The Wealth Gap Between Rich And Poor Americans Is Affecting Our Diets


Americans’ diets have gradually been improving, but the gains aren’t being shared equally across socioeconomic lines, according to a new study published in the Journal of the American Medical Association Internal Medicine. Low-income people’s diets have gotten worse over the past decade as richer people’s nutrition has been improving.

Researchers examined Americans’ diet quality over a 12 year period, using an index of healthy eating developed by the Harvard School of Public Health in which a perfect score is 110. Between 1999-2000, U.S. adults averaged about 40 points on that scale. Although the average climbed to 47 points in 2009-2010, the study authors caution that doesn’t necessarily signal a lot of good news. It’s only a modest improvement, and the gap in nutritional quality between rich Americans’ and poor Americans’ diets actually doubled over that time period:

diet gap

CREDIT: National Geographic

The growing disparity is likely due to the recent recession, which deepened income inequality and made it harder for low-income Americans to afford healthy food. “Declining diet quality over time may actually widen the gap between the poor and the rich,” Dr. Frank Hu, one of the co-authors of the study, told the Associated Press.
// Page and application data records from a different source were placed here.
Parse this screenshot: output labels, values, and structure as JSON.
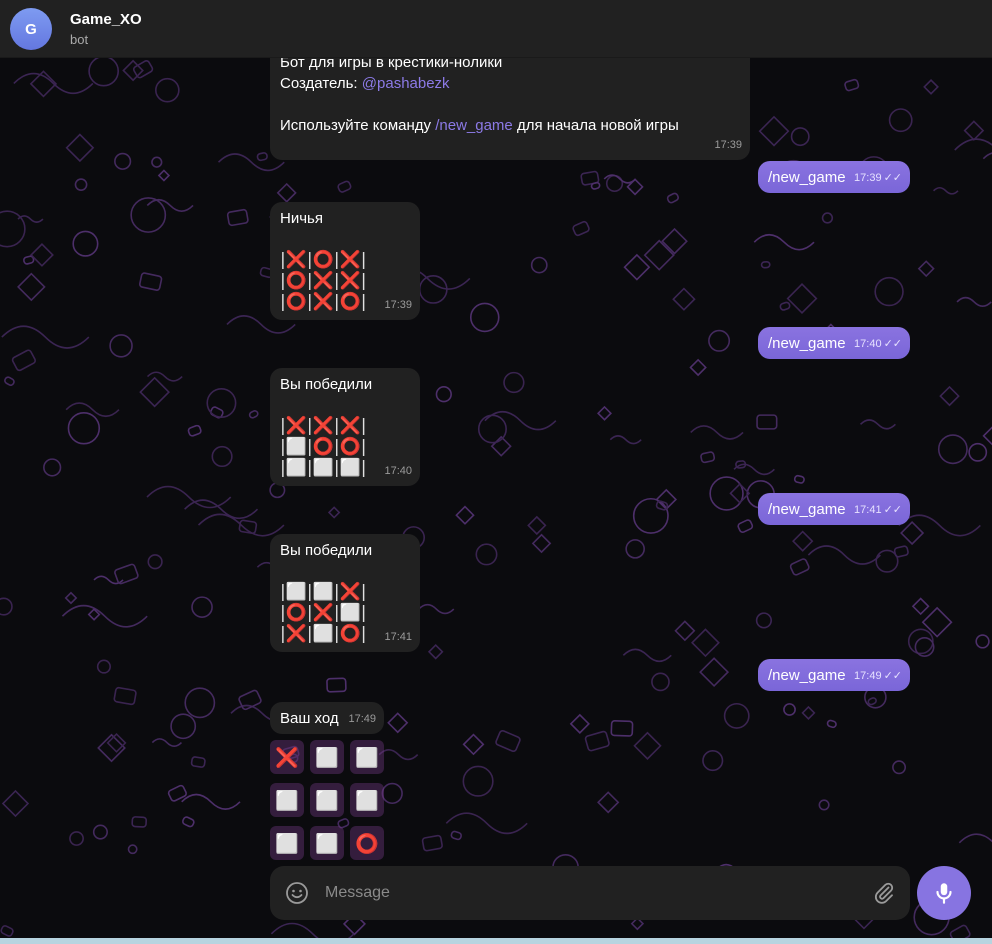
{
  "header": {
    "avatar_letter": "G",
    "title": "Game_XO",
    "subtitle": "bot"
  },
  "messages": {
    "welcome": {
      "line1": "Бот для игры в крестики-нолики",
      "creator_label": "Создатель: ",
      "creator_link": "@pashabezk",
      "use_prefix": "Используйте команду ",
      "command_link": "/new_game",
      "use_suffix": " для начала новой игры",
      "time": "17:39"
    },
    "cmd1": {
      "text": "/new_game",
      "time": "17:39"
    },
    "draw": {
      "title": "Ничья",
      "time": "17:39",
      "board": [
        [
          "x",
          "o",
          "x"
        ],
        [
          "o",
          "x",
          "x"
        ],
        [
          "o",
          "x",
          "o"
        ]
      ]
    },
    "cmd2": {
      "text": "/new_game",
      "time": "17:40"
    },
    "win1": {
      "title": "Вы победили",
      "time": "17:40",
      "board": [
        [
          "x",
          "x",
          "x"
        ],
        [
          "e",
          "o",
          "o"
        ],
        [
          "e",
          "e",
          "e"
        ]
      ]
    },
    "cmd3": {
      "text": "/new_game",
      "time": "17:41"
    },
    "win2": {
      "title": "Вы победили",
      "time": "17:41",
      "board": [
        [
          "e",
          "e",
          "x"
        ],
        [
          "o",
          "x",
          "e"
        ],
        [
          "x",
          "e",
          "o"
        ]
      ]
    },
    "cmd4": {
      "text": "/new_game",
      "time": "17:49"
    },
    "turn": {
      "title": "Ваш ход",
      "time": "17:49"
    }
  },
  "keyboard": [
    [
      "x",
      "e",
      "e"
    ],
    [
      "e",
      "e",
      "e"
    ],
    [
      "e",
      "e",
      "o"
    ]
  ],
  "symbols": {
    "x": "❌",
    "o": "⭕",
    "e": "⬜",
    "sep": "|"
  },
  "composer": {
    "placeholder": "Message"
  },
  "colors": {
    "accent": "#8774e1",
    "bubble_in": "#212121",
    "link": "#8c7ae6",
    "mark": "#e03030"
  }
}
The national obesity epidemic is inextricably related to poverty, as low-income Americans are more likely to struggle with their weight. More than 33 percent of adults who earn less than $15,000 per year are considered to be obese, compared with about 25 percent of people who earn more than $50,000 per year.

That’s partly because impoverished Americans often lack access to nearby grocery stores where they can buy healthy food; it’s also because some types of processed food are less expensive than more nutritious options like fresh produce and whole grains. Indeed, the members of Congress who commit to taking the minimum wage challenge quickly learn that it’s difficult to make healthy choices on an extremely limited food stamp budget. Poor Americans are also less likely to have the time and energy to invest in an effective exercise regimen, and are more likely to turn to bogus diet pills that don’t deliver the promised results.
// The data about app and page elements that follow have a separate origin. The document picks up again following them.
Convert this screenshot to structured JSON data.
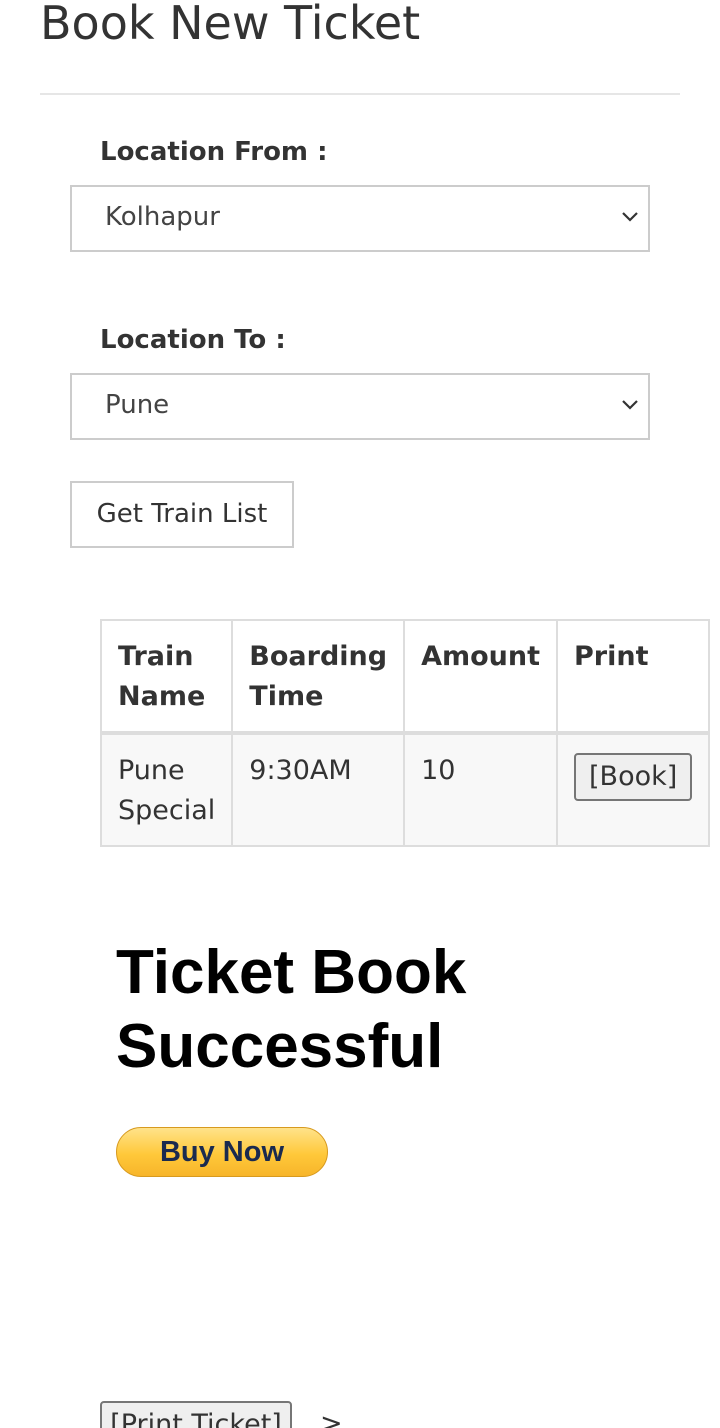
{
  "page": {
    "title": "Book New Ticket"
  },
  "form": {
    "from_label": "Location From :",
    "from_value": "Kolhapur",
    "to_label": "Location To :",
    "to_value": "Pune",
    "get_train_list_label": "Get Train List",
    "select_icon": "chevron-down-icon"
  },
  "table": {
    "headers": [
      "Train Name",
      "Boarding Time",
      "Amount",
      "Print"
    ],
    "rows": [
      {
        "train_name": "Pune Special",
        "boarding_time": "9:30AM",
        "amount": "10",
        "action_label": "[Book]"
      }
    ]
  },
  "result": {
    "message": "Ticket Book Successful",
    "buy_now_label": "Buy Now",
    "print_ticket_label": "[Print Ticket]",
    "trailing_text": ">"
  },
  "colors": {
    "text": "#333333",
    "border": "#cccccc",
    "table_border": "#dddddd",
    "row_background": "#f8f8f8",
    "buy_now_gold": "#ffc83a",
    "buy_now_text": "#1a2a4f"
  }
}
Although efforts to address Americans’ obesity rates are often framed in terms of people’s personal responsibility to make healthier choices, experts argue there also need to be substantial policy changes to address these issues of economic inequality. “All parents are interested in feeding their families healthy meals,” Jessica Caouette, a cooking instructor with Cooking Matters, a nonprofit that teaches low-income families how to prepare nutritious meals on a budget, told the National Geographic. But, according to Caouette, “price is a concern for low-income families.”
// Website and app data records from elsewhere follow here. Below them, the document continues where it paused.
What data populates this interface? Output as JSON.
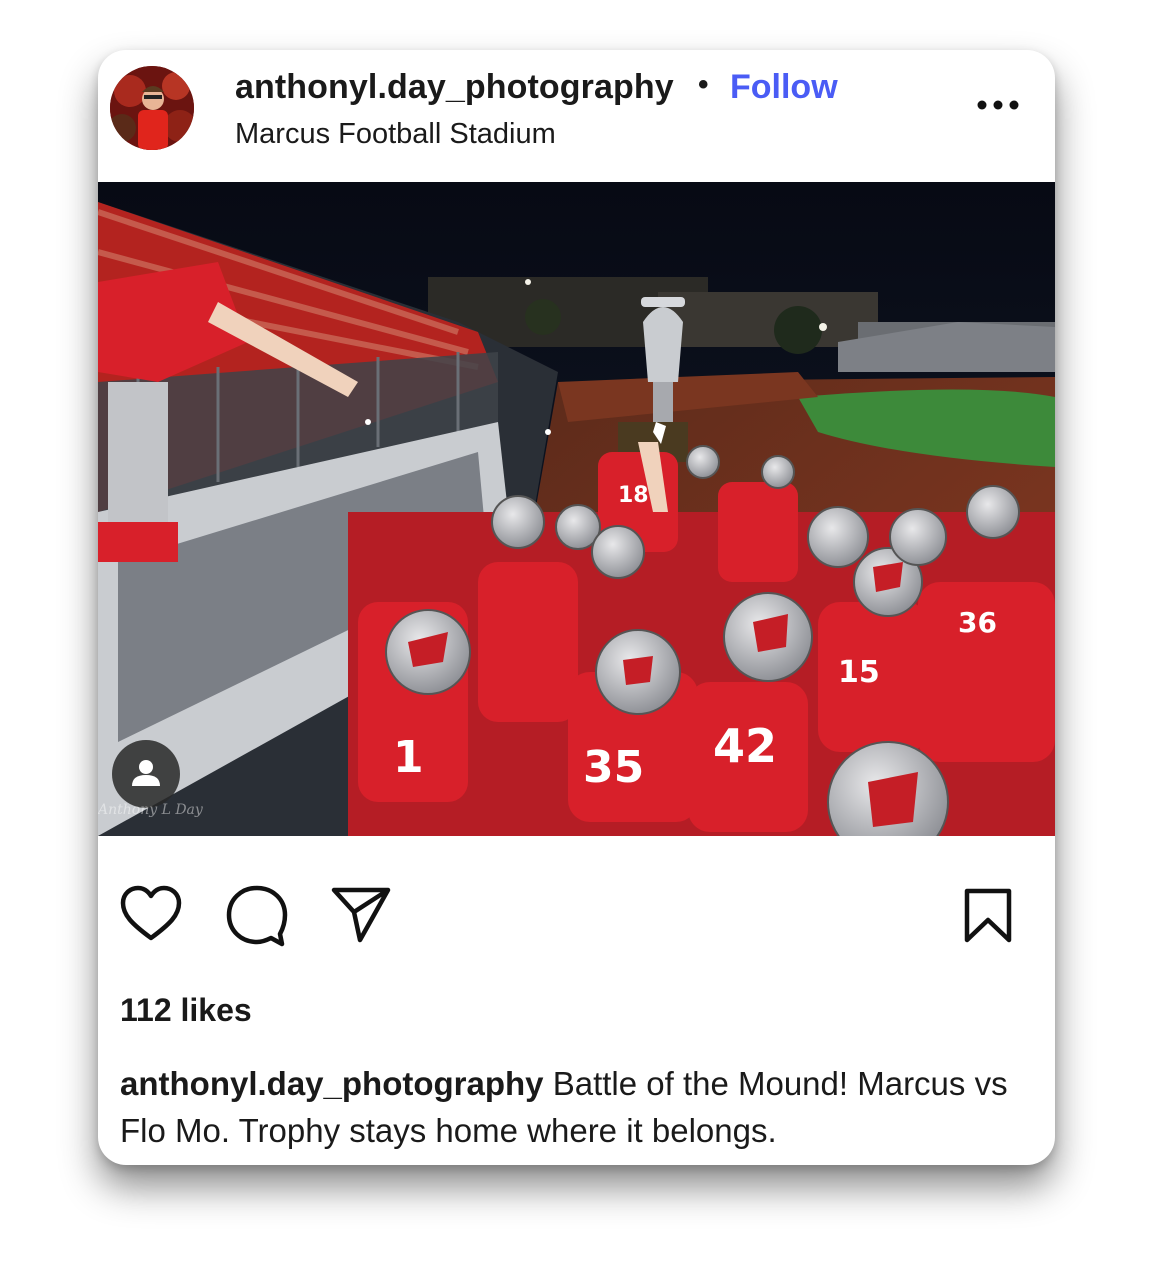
{
  "post": {
    "username": "anthonyl.day_photography",
    "separator": "•",
    "follow_label": "Follow",
    "location": "Marcus Football Stadium",
    "likes": "112 likes",
    "caption_user": "anthonyl.day_photography",
    "caption_text": " Battle of the Mound! Marcus vs Flo Mo. Trophy stays home where it belongs.",
    "photo_watermark": "Anthony L Day"
  },
  "icons": {
    "more": "more-options-icon",
    "like": "heart-icon",
    "comment": "comment-bubble-icon",
    "share": "paper-plane-icon",
    "save": "bookmark-icon",
    "tag": "user-tag-icon"
  },
  "colors": {
    "follow": "#4a5cf5",
    "text": "#1a1a1a",
    "team_red": "#d8202a"
  }
}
Although some Republican lawmakers have proposed punitive measures like limiting the types of food that Americans are allowed to purchase through the food stamp program, advocates like Caouette have taken a different approach — figuring out ways to teach low-income Americans the skills to eat healthy on just a few dollars a day.